WHAT YOU SHOULD DO =
Your answer is every line of the material below in which the string "screenshot" occurs.

DATA PROVIDED =
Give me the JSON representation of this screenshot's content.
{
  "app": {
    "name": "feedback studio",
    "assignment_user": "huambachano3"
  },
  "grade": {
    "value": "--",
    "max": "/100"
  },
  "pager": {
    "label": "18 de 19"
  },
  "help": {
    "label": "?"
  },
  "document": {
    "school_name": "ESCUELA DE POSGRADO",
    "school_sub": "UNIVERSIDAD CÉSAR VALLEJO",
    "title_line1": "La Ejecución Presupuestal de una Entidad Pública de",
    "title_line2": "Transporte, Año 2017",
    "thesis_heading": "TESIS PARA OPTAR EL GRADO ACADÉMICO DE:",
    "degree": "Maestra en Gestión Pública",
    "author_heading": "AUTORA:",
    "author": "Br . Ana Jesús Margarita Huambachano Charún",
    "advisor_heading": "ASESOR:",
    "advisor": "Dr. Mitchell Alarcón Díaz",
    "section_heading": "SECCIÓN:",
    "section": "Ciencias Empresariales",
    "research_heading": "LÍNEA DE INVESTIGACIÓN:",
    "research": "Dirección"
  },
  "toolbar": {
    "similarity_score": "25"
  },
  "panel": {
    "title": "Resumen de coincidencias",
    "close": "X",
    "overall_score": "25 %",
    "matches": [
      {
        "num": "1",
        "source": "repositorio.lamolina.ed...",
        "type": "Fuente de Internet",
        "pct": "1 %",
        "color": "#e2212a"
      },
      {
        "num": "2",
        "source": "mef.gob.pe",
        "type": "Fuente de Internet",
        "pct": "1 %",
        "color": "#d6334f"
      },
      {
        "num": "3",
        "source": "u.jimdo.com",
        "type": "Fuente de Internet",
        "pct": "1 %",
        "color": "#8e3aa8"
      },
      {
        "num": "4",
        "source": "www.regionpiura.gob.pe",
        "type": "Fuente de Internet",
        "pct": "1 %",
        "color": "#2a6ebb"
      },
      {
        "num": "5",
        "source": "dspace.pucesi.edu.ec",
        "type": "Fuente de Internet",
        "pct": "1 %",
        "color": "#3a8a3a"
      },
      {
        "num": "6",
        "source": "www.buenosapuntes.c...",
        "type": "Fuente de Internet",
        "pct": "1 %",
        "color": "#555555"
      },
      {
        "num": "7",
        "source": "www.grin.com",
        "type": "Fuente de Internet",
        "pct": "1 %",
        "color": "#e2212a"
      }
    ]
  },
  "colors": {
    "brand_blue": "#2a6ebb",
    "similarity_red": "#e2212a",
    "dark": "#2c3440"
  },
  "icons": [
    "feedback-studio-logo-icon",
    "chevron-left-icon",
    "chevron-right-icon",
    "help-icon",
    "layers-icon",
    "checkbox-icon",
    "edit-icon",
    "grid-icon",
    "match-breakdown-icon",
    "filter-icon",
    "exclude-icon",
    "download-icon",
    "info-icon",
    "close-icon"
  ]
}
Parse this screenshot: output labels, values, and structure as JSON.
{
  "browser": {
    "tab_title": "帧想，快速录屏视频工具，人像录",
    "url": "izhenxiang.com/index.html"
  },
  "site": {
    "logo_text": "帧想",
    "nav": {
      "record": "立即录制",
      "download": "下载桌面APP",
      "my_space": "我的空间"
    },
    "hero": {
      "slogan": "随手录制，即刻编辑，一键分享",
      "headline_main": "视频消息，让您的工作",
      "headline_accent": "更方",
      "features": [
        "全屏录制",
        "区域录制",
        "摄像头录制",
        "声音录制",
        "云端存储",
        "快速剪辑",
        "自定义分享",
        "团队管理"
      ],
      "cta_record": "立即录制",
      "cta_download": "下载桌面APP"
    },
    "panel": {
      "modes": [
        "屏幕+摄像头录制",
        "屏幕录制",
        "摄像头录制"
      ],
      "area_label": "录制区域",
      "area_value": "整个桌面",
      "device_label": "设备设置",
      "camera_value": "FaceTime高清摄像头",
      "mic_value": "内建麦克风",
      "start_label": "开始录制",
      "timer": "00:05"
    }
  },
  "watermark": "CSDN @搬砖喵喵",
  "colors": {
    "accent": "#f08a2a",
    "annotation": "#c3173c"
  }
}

ANSWER FOR THIS EXERCISE =
Give me the JSON representation of this screenshot's content.
Parse this screenshot: output labels, values, and structure as JSON.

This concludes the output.